From looking at the long history of the emerging tax haven, you can of course take certain steps to plug legal loopholes. But it’ll take only a short while and eventually savvy tax lawyers will figure out a way around it. So you’re basically just faced with another loophole. It’s a cat-and-mouse game. The recent NYTimes investigation into Donald Trump’s decades-long tax avoidance provides a good example of such activity, although Trump’s lawyers appear to have acted more aggressively and shamelessly than those of most other wealthy clients.
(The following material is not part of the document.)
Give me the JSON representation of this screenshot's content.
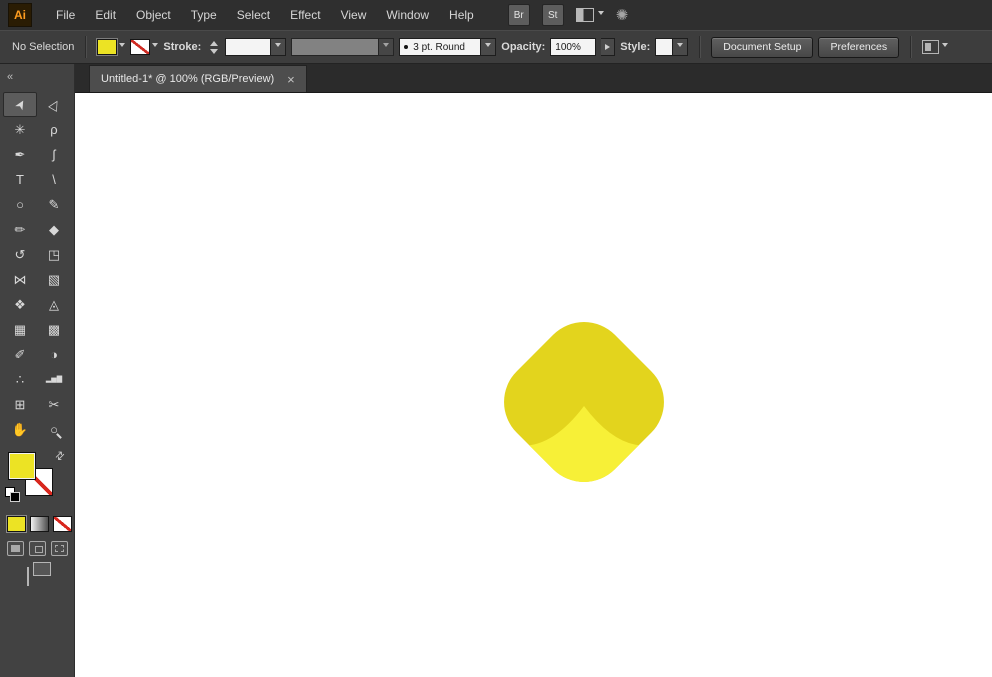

This is not to say that there shouldn’t be anything happening at that legal level. But it is even more important to essentially to move against what I, and in fact some of my sources from the 1960s and 70s, call the avoidance industry. So first and foremost the law firms, the accountants and the bankers who made this a business and who often create their own demand and actively and aggressively recruit clients and business. It’s not always the other way around. There’s not always a demand first.
As one example, you can think about something like what happened recently in France. There, the Swiss bank UBS was found to have very aggressively and actively recruited French clients to illegally move funds away from the clasp of French tax authorities to Switzerland. They were fined a record-high penalty of €4.5bn by a French court. Such amounts, and ideally even higher ones, exceed what banks put aside in litigation funds to be used when facing costly law suits or other legal problems. While banks do plan for such events, they don’t normally do so at such high levels. Anything else, lower fines and penalties in the millions, might seem high to you and me. But for most bigger banks they are just part of the cost of doing business and banks expect having to pay them every now and then.
Another is to possibly think about accreditation and licensing. Why would banks, law firms, and accounting firms that have been caught red-handed and have, in some cases, pleaded guilty to tax evasion, be allowed to keep their operating licenses in France, the US, or wherever such wrongdoing was uncovered? Another measure to prevent wealthy individuals from using tax havens is to set up registries to reveal the true ownership of real estate and financial assets. Of course, you need there to be a political will to move against the avoidance industry and its beneficiaries in any given country, and we haven’t seen very much of that yet.
As evidenced by the recently leaked FinCEN Files?
The recent FinCEN files are a good example of several issues at the heart of the matter. First, they show that big, wealthy banks such as HSBC, Deutsche Bank and JP Morgan are not deterred by lower fines and deferred prosecution deals. They continued to blindly process likely illicit funds while under probation and then, after the probation period, lied to prosecutors about having complied with all efforts to have the criminal charges dismissed.
Second, the files show that problems of regulation and compliance are not simply the prerogative of small, supposedly dodgy tax haven countries. London is one of the world’s money laundering capitals due to the ease with which UK registered companies can be used for financial crimes, thanks to insufficient requirements for identifying directors/owners behind shell companies and weak enforcement.
This interview was conducted by Daniel Kopp.